_Exercise requirements_
Set down each entry exactly as given; pictures should not appear in the copy.

_Data provided_
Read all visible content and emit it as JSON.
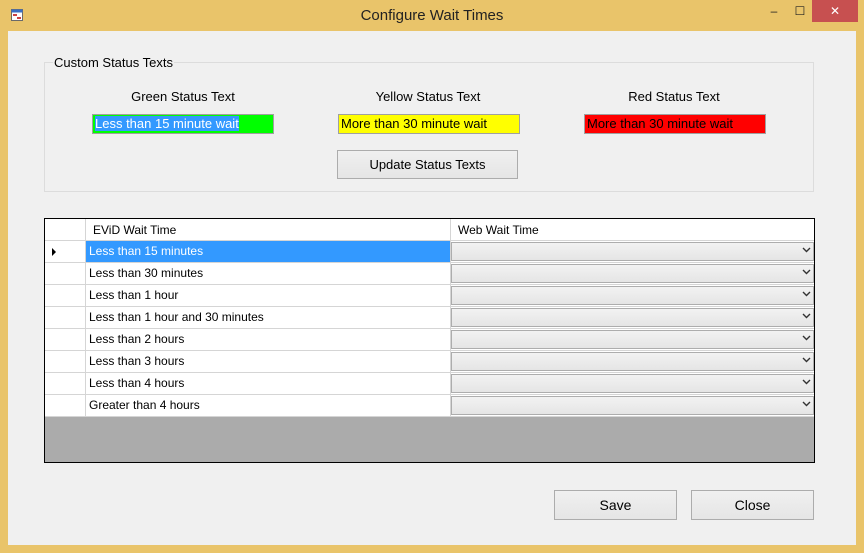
{
  "window": {
    "title": "Configure Wait Times",
    "accent_color": "#e9c46a",
    "icon": "app-form-icon",
    "controls": {
      "minimize": "–",
      "maximize": "☐",
      "close": "✕"
    }
  },
  "status_texts": {
    "group_title": "Custom Status Texts",
    "green": {
      "label": "Green Status Text",
      "value": "Less than 15 minute wait",
      "color": "#00ff00"
    },
    "yellow": {
      "label": "Yellow Status Text",
      "value": "More than 30 minute wait",
      "color": "#ffff00"
    },
    "red": {
      "label": "Red Status Text",
      "value": "More than 30 minute wait",
      "color": "#ff0000"
    },
    "update_button": "Update Status Texts"
  },
  "grid": {
    "columns": [
      "EViD Wait Time",
      "Web Wait Time"
    ],
    "rows": [
      {
        "evid": "Less than 15 minutes",
        "web": ""
      },
      {
        "evid": "Less than 30 minutes",
        "web": ""
      },
      {
        "evid": "Less than 1 hour",
        "web": ""
      },
      {
        "evid": "Less than 1 hour and 30 minutes",
        "web": ""
      },
      {
        "evid": "Less than 2 hours",
        "web": ""
      },
      {
        "evid": "Less than 3 hours",
        "web": ""
      },
      {
        "evid": "Less than 4 hours",
        "web": ""
      },
      {
        "evid": "Greater than 4 hours",
        "web": ""
      }
    ],
    "selected_row": 0,
    "selection_color": "#3399ff",
    "dropdown_icon": "chevron-down-icon"
  },
  "buttons": {
    "save": "Save",
    "close": "Close"
  }
}
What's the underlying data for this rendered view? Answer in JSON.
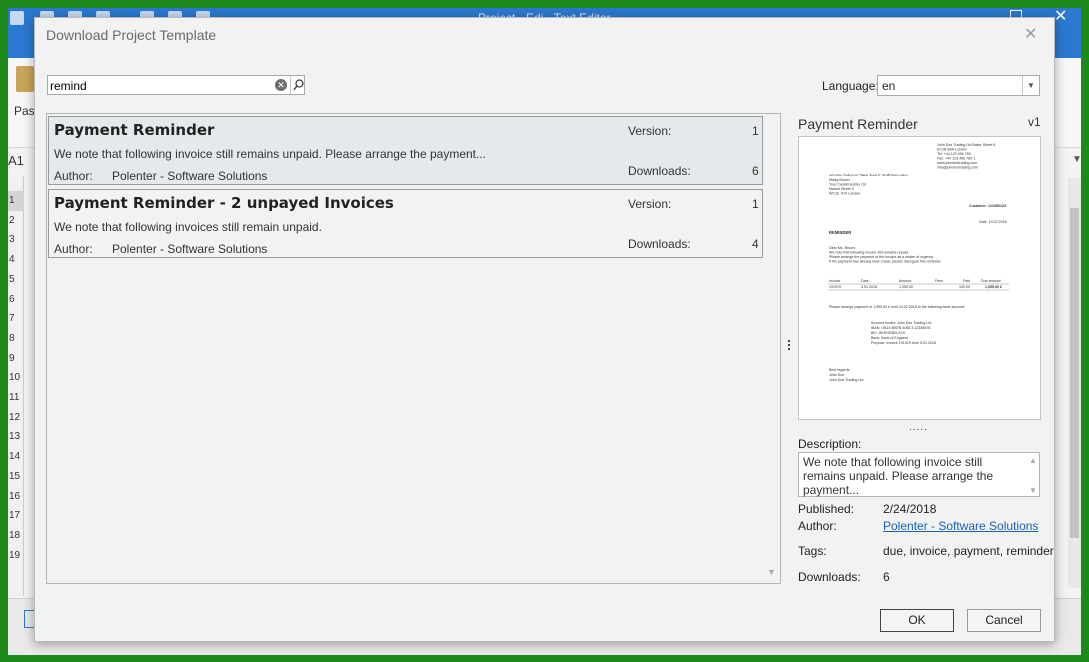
{
  "app": {
    "window_title": "Project - Edi - Text Editor",
    "paste_label": "Past",
    "namebox": "A1",
    "row_numbers": [
      "1",
      "2",
      "3",
      "4",
      "5",
      "6",
      "7",
      "8",
      "9",
      "10",
      "11",
      "12",
      "13",
      "14",
      "15",
      "16",
      "17",
      "18",
      "19"
    ]
  },
  "dialog": {
    "title": "Download Project Template",
    "search": {
      "value": "remind"
    },
    "language": {
      "label": "Language:",
      "value": "en"
    },
    "templates": [
      {
        "title": "Payment Reminder",
        "description": "We note that following invoice still remains unpaid. Please arrange the payment...",
        "author_label": "Author:",
        "author": "Polenter - Software Solutions",
        "version_label": "Version:",
        "version": "1",
        "downloads_label": "Downloads:",
        "downloads": "6",
        "selected": true
      },
      {
        "title": "Payment Reminder - 2 unpayed Invoices",
        "description": "We note that following invoices still remain unpaid.",
        "author_label": "Author:",
        "author": "Polenter - Software Solutions",
        "version_label": "Version:",
        "version": "1",
        "downloads_label": "Downloads:",
        "downloads": "4",
        "selected": false
      }
    ],
    "preview": {
      "title": "Payment Reminder",
      "version": "v1",
      "pager": ".....",
      "doc": {
        "sender": [
          "John Doe Trading Ltd Baker Street 8",
          "EC2B 8AA London",
          "Tel: +44 123 456 789",
          "Fax: +44 123 456 789 1",
          "www.johndoetrading.com",
          "info@johndoetrading.com"
        ],
        "recipient": [
          "John Doe Trading Ltd * Baker Street 8 * EC2B 8AA London",
          "Maisy Brown",
          "Your Candid Hobby Ltd",
          "Market Street 3",
          "WC1E 7HX London"
        ],
        "customer_no": "Customer: 123456123",
        "date": "Date: 19.02.2018",
        "heading": "REMINDER",
        "body": [
          "Dear Ms. Brown,",
          "We note that following invoice still remains unpaid.",
          "Please arrange the payment of the invoice as a matter of urgency.",
          "If the payment has already been made, please disregard this reminder."
        ],
        "table_header": [
          "Invoice",
          "Date",
          "Amount",
          "Fees",
          "Paid",
          "Due amount"
        ],
        "table_row": [
          "191919",
          "5.01.2018",
          "1,055.00",
          "",
          "100,00",
          "1,055,00 £"
        ],
        "payment_note": "Please arrange payment of 1,955,00 £ until 24.02.2018 to the following bank account:",
        "bank": [
          "Account holder:  John Doe Trading Ltd",
          "IBAN:  GB15 BKEN 4065 3 12345678",
          "BIC:  BKENGB2LXXX",
          "Bank:  Bank of England",
          "Purpose:  Invoice 191919 from 5.01.2018"
        ],
        "closing": [
          "Best regards",
          "John Doe",
          "John Doe Trading Ltd"
        ]
      }
    },
    "description_label": "Description:",
    "description": "We note that following invoice still remains unpaid. Please arrange the payment...",
    "published_label": "Published:",
    "published": "2/24/2018",
    "author_label": "Author:",
    "author": "Polenter - Software Solutions",
    "tags_label": "Tags:",
    "tags": "due, invoice, payment, reminder",
    "downloads_label": "Downloads:",
    "downloads": "6",
    "ok_label": "OK",
    "cancel_label": "Cancel"
  },
  "colors": {
    "frame_green": "#1e8a1e",
    "title_blue": "#2b78d1",
    "link_blue": "#1a5fb4",
    "selected_row": "#e4e9ec"
  }
}
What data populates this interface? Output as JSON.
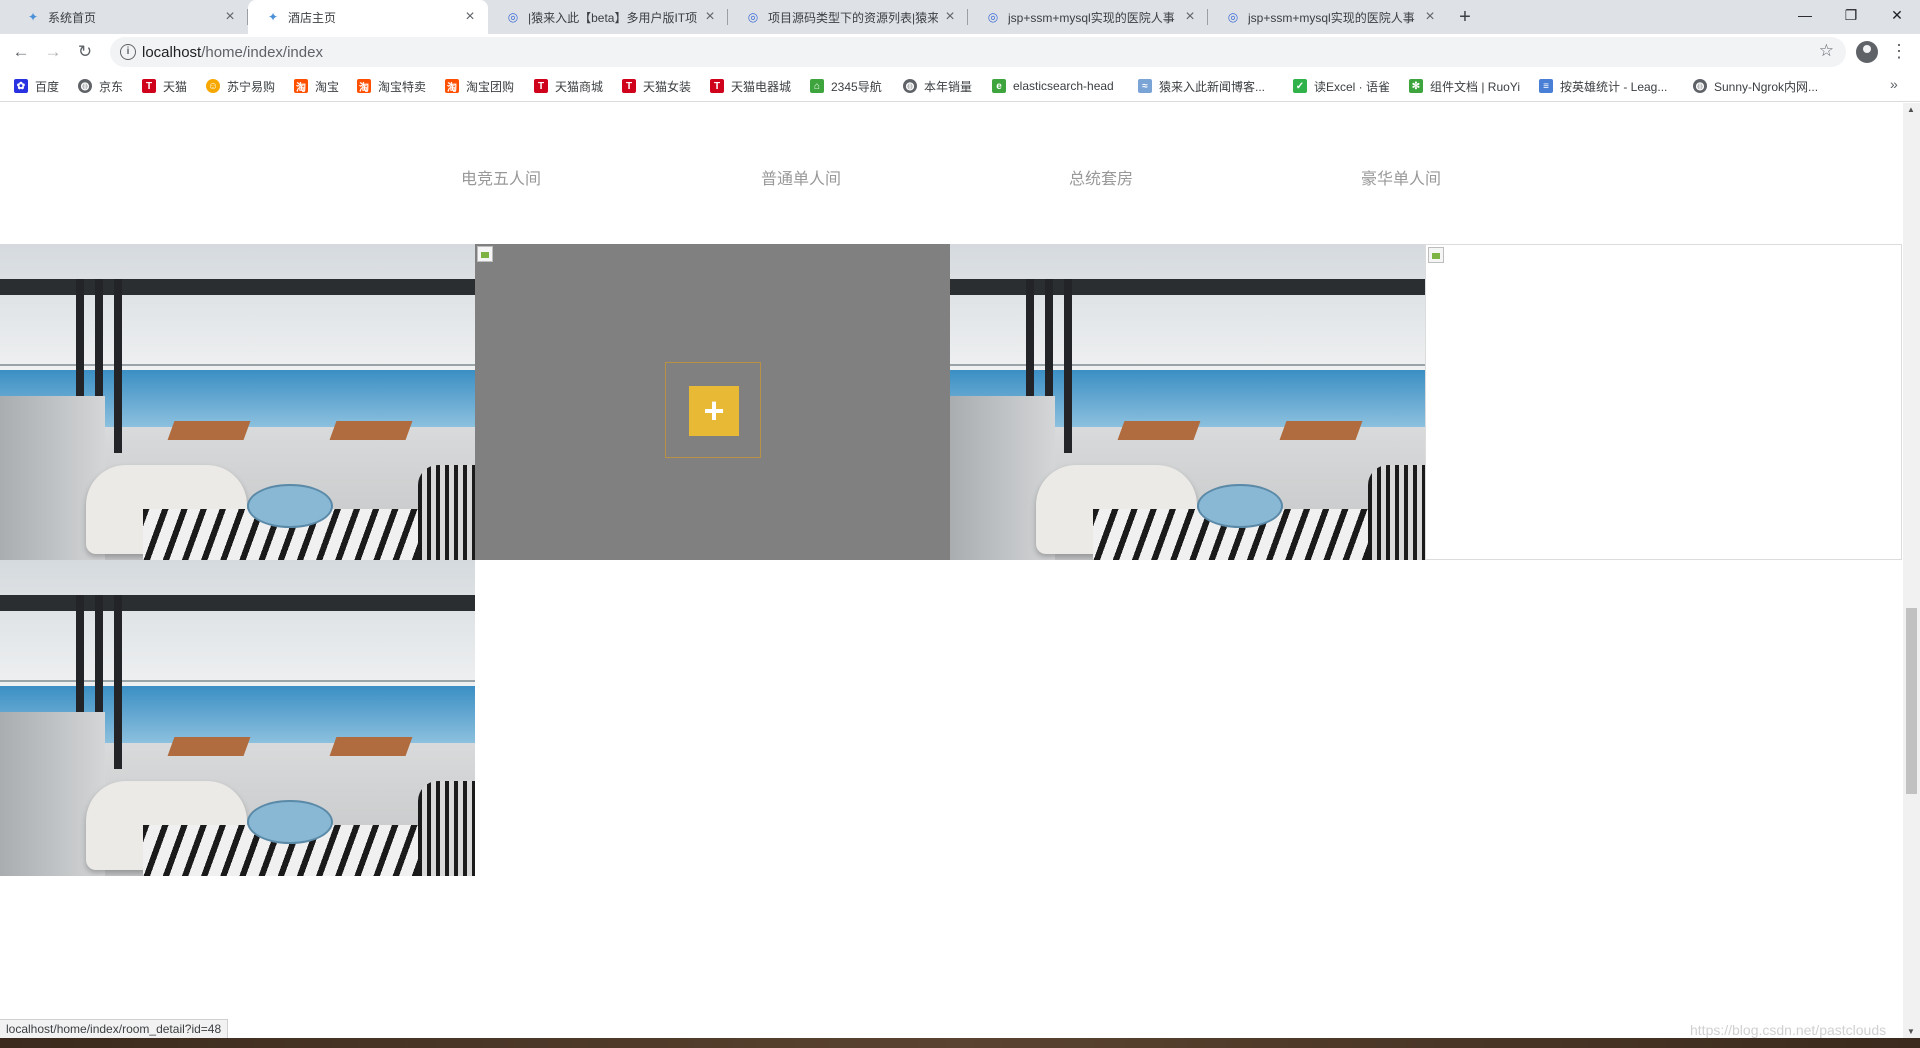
{
  "browser": {
    "tabs": [
      {
        "title": "系统首页",
        "active": false,
        "icon": "bird-icon"
      },
      {
        "title": "酒店主页",
        "active": true,
        "icon": "bird-icon"
      },
      {
        "title": "|猿来入此【beta】多用户版IT项",
        "active": false,
        "icon": "bulb-icon"
      },
      {
        "title": "项目源码类型下的资源列表|猿来",
        "active": false,
        "icon": "bulb-icon"
      },
      {
        "title": "jsp+ssm+mysql实现的医院人事",
        "active": false,
        "icon": "bulb-icon"
      },
      {
        "title": "jsp+ssm+mysql实现的医院人事",
        "active": false,
        "icon": "bulb-icon"
      }
    ],
    "new_tab": "+",
    "window_controls": {
      "minimize": "—",
      "restore": "❐",
      "close": "✕"
    },
    "address": {
      "host": "localhost",
      "path": "/home/index/index"
    },
    "bookmarks": [
      {
        "label": "百度",
        "color": "#2932e1"
      },
      {
        "label": "京东",
        "color": "#5f6368"
      },
      {
        "label": "天猫",
        "color": "#d0021b"
      },
      {
        "label": "苏宁易购",
        "color": "#f6a800"
      },
      {
        "label": "淘宝",
        "color": "#ff5000"
      },
      {
        "label": "淘宝特卖",
        "color": "#ff5000"
      },
      {
        "label": "淘宝团购",
        "color": "#ff5000"
      },
      {
        "label": "天猫商城",
        "color": "#d0021b"
      },
      {
        "label": "天猫女装",
        "color": "#d0021b"
      },
      {
        "label": "天猫电器城",
        "color": "#d0021b"
      },
      {
        "label": "2345导航",
        "color": "#3ea53e"
      },
      {
        "label": "本年销量",
        "color": "#5f6368"
      },
      {
        "label": "elasticsearch-head",
        "color": "#3ea53e"
      },
      {
        "label": "猿来入此新闻博客...",
        "color": "#7aa3d6"
      },
      {
        "label": "读Excel · 语雀",
        "color": "#31b24a"
      },
      {
        "label": "组件文档 | RuoYi",
        "color": "#3ea53e"
      },
      {
        "label": "按英雄统计 - Leag...",
        "color": "#4a7fd6"
      },
      {
        "label": "Sunny-Ngrok内网...",
        "color": "#5f6368"
      }
    ],
    "bookmarks_overflow": "»",
    "status_url": "localhost/home/index/room_detail?id=48"
  },
  "page": {
    "categories": [
      "电竞五人间",
      "普通单人间",
      "总统套房",
      "豪华单人间"
    ],
    "rooms": [
      {
        "type": "photo"
      },
      {
        "type": "add",
        "button": "+"
      },
      {
        "type": "photo"
      },
      {
        "type": "broken"
      },
      {
        "type": "photo"
      }
    ],
    "watermark": "https://blog.csdn.net/pastclouds"
  },
  "colors": {
    "accent": "#e8b935",
    "category_text": "#999999",
    "tab_strip": "#dee1e6"
  }
}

_Solved exercise_
Read all visible content and emit it as JSON.
{
  "window": {
    "title": "Configure Wait Times",
    "accent_color": "#e9c46a",
    "icon": "app-form-icon",
    "controls": {
      "minimize": "–",
      "maximize": "☐",
      "close": "✕"
    }
  },
  "status_texts": {
    "group_title": "Custom Status Texts",
    "green": {
      "label": "Green Status Text",
      "value": "Less than 15 minute wait",
      "color": "#00ff00"
    },
    "yellow": {
      "label": "Yellow Status Text",
      "value": "More than 30 minute wait",
      "color": "#ffff00"
    },
    "red": {
      "label": "Red Status Text",
      "value": "More than 30 minute wait",
      "color": "#ff0000"
    },
    "update_button": "Update Status Texts"
  },
  "grid": {
    "columns": [
      "EViD Wait Time",
      "Web Wait Time"
    ],
    "rows": [
      {
        "evid": "Less than 15 minutes",
        "web": ""
      },
      {
        "evid": "Less than 30 minutes",
        "web": ""
      },
      {
        "evid": "Less than 1 hour",
        "web": ""
      },
      {
        "evid": "Less than 1 hour and 30 minutes",
        "web": ""
      },
      {
        "evid": "Less than 2 hours",
        "web": ""
      },
      {
        "evid": "Less than 3 hours",
        "web": ""
      },
      {
        "evid": "Less than 4 hours",
        "web": ""
      },
      {
        "evid": "Greater than 4 hours",
        "web": ""
      }
    ],
    "selected_row": 0,
    "selection_color": "#3399ff",
    "dropdown_icon": "chevron-down-icon"
  },
  "buttons": {
    "save": "Save",
    "close": "Close"
  }
}
What's the underlying data for this rendered view? Answer in JSON.
{
  "app": {
    "window_title": "Project - Edi - Text Editor",
    "paste_label": "Past",
    "namebox": "A1",
    "row_numbers": [
      "1",
      "2",
      "3",
      "4",
      "5",
      "6",
      "7",
      "8",
      "9",
      "10",
      "11",
      "12",
      "13",
      "14",
      "15",
      "16",
      "17",
      "18",
      "19"
    ]
  },
  "dialog": {
    "title": "Download Project Template",
    "search": {
      "value": "remind"
    },
    "language": {
      "label": "Language:",
      "value": "en"
    },
    "templates": [
      {
        "title": "Payment Reminder",
        "description": "We note that following invoice still remains unpaid. Please arrange the payment...",
        "author_label": "Author:",
        "author": "Polenter - Software Solutions",
        "version_label": "Version:",
        "version": "1",
        "downloads_label": "Downloads:",
        "downloads": "6",
        "selected": true
      },
      {
        "title": "Payment Reminder - 2 unpayed Invoices",
        "description": "We note that following invoices still remain unpaid.",
        "author_label": "Author:",
        "author": "Polenter - Software Solutions",
        "version_label": "Version:",
        "version": "1",
        "downloads_label": "Downloads:",
        "downloads": "4",
        "selected": false
      }
    ],
    "preview": {
      "title": "Payment Reminder",
      "version": "v1",
      "pager": ".....",
      "doc": {
        "sender": [
          "John Doe Trading Ltd Baker Street 8",
          "EC2B 8AA London",
          "Tel: +44 123 456 789",
          "Fax: +44 123 456 789 1",
          "www.johndoetrading.com",
          "info@johndoetrading.com"
        ],
        "recipient": [
          "John Doe Trading Ltd * Baker Street 8 * EC2B 8AA London",
          "Maisy Brown",
          "Your Candid Hobby Ltd",
          "Market Street 3",
          "WC1E 7HX London"
        ],
        "customer_no": "Customer: 123456123",
        "date": "Date: 19.02.2018",
        "heading": "REMINDER",
        "body": [
          "Dear Ms. Brown,",
          "We note that following invoice still remains unpaid.",
          "Please arrange the payment of the invoice as a matter of urgency.",
          "If the payment has already been made, please disregard this reminder."
        ],
        "table_header": [
          "Invoice",
          "Date",
          "Amount",
          "Fees",
          "Paid",
          "Due amount"
        ],
        "table_row": [
          "191919",
          "5.01.2018",
          "1,055.00",
          "",
          "100,00",
          "1,055,00 £"
        ],
        "payment_note": "Please arrange payment of 1,955,00 £ until 24.02.2018 to the following bank account:",
        "bank": [
          "Account holder:  John Doe Trading Ltd",
          "IBAN:  GB15 BKEN 4065 3 12345678",
          "BIC:  BKENGB2LXXX",
          "Bank:  Bank of England",
          "Purpose:  Invoice 191919 from 5.01.2018"
        ],
        "closing": [
          "Best regards",
          "John Doe",
          "John Doe Trading Ltd"
        ]
      }
    },
    "description_label": "Description:",
    "description": "We note that following invoice still remains unpaid. Please arrange the payment...",
    "published_label": "Published:",
    "published": "2/24/2018",
    "author_label": "Author:",
    "author": "Polenter - Software Solutions",
    "tags_label": "Tags:",
    "tags": "due, invoice, payment, reminder",
    "downloads_label": "Downloads:",
    "downloads": "6",
    "ok_label": "OK",
    "cancel_label": "Cancel"
  },
  "colors": {
    "frame_green": "#1e8a1e",
    "title_blue": "#2b78d1",
    "link_blue": "#1a5fb4",
    "selected_row": "#e4e9ec"
  }
}
What data populates this interface? Output as JSON.
{
  "browser": {
    "tabs": [
      {
        "title": "系统首页",
        "active": false,
        "icon": "bird-icon"
      },
      {
        "title": "酒店主页",
        "active": true,
        "icon": "bird-icon"
      },
      {
        "title": "|猿来入此【beta】多用户版IT项",
        "active": false,
        "icon": "bulb-icon"
      },
      {
        "title": "项目源码类型下的资源列表|猿来",
        "active": false,
        "icon": "bulb-icon"
      },
      {
        "title": "jsp+ssm+mysql实现的医院人事",
        "active": false,
        "icon": "bulb-icon"
      },
      {
        "title": "jsp+ssm+mysql实现的医院人事",
        "active": false,
        "icon": "bulb-icon"
      }
    ],
    "new_tab": "+",
    "window_controls": {
      "minimize": "—",
      "restore": "❐",
      "close": "✕"
    },
    "address": {
      "host": "localhost",
      "path": "/home/index/index"
    },
    "bookmarks": [
      {
        "label": "百度",
        "color": "#2932e1"
      },
      {
        "label": "京东",
        "color": "#5f6368"
      },
      {
        "label": "天猫",
        "color": "#d0021b"
      },
      {
        "label": "苏宁易购",
        "color": "#f6a800"
      },
      {
        "label": "淘宝",
        "color": "#ff5000"
      },
      {
        "label": "淘宝特卖",
        "color": "#ff5000"
      },
      {
        "label": "淘宝团购",
        "color": "#ff5000"
      },
      {
        "label": "天猫商城",
        "color": "#d0021b"
      },
      {
        "label": "天猫女装",
        "color": "#d0021b"
      },
      {
        "label": "天猫电器城",
        "color": "#d0021b"
      },
      {
        "label": "2345导航",
        "color": "#3ea53e"
      },
      {
        "label": "本年销量",
        "color": "#5f6368"
      },
      {
        "label": "elasticsearch-head",
        "color": "#3ea53e"
      },
      {
        "label": "猿来入此新闻博客...",
        "color": "#7aa3d6"
      },
      {
        "label": "读Excel · 语雀",
        "color": "#31b24a"
      },
      {
        "label": "组件文档 | RuoYi",
        "color": "#3ea53e"
      },
      {
        "label": "按英雄统计 - Leag...",
        "color": "#4a7fd6"
      },
      {
        "label": "Sunny-Ngrok内网...",
        "color": "#5f6368"
      }
    ],
    "bookmarks_overflow": "»",
    "status_url": "localhost/home/index/room_detail?id=48"
  },
  "page": {
    "categories": [
      "电竞五人间",
      "普通单人间",
      "总统套房",
      "豪华单人间"
    ],
    "rooms": [
      {
        "type": "photo"
      },
      {
        "type": "add",
        "button": "+"
      },
      {
        "type": "photo"
      },
      {
        "type": "broken"
      },
      {
        "type": "photo"
      }
    ],
    "watermark": "https://blog.csdn.net/pastclouds"
  },
  "colors": {
    "accent": "#e8b935",
    "category_text": "#999999",
    "tab_strip": "#dee1e6"
  }
}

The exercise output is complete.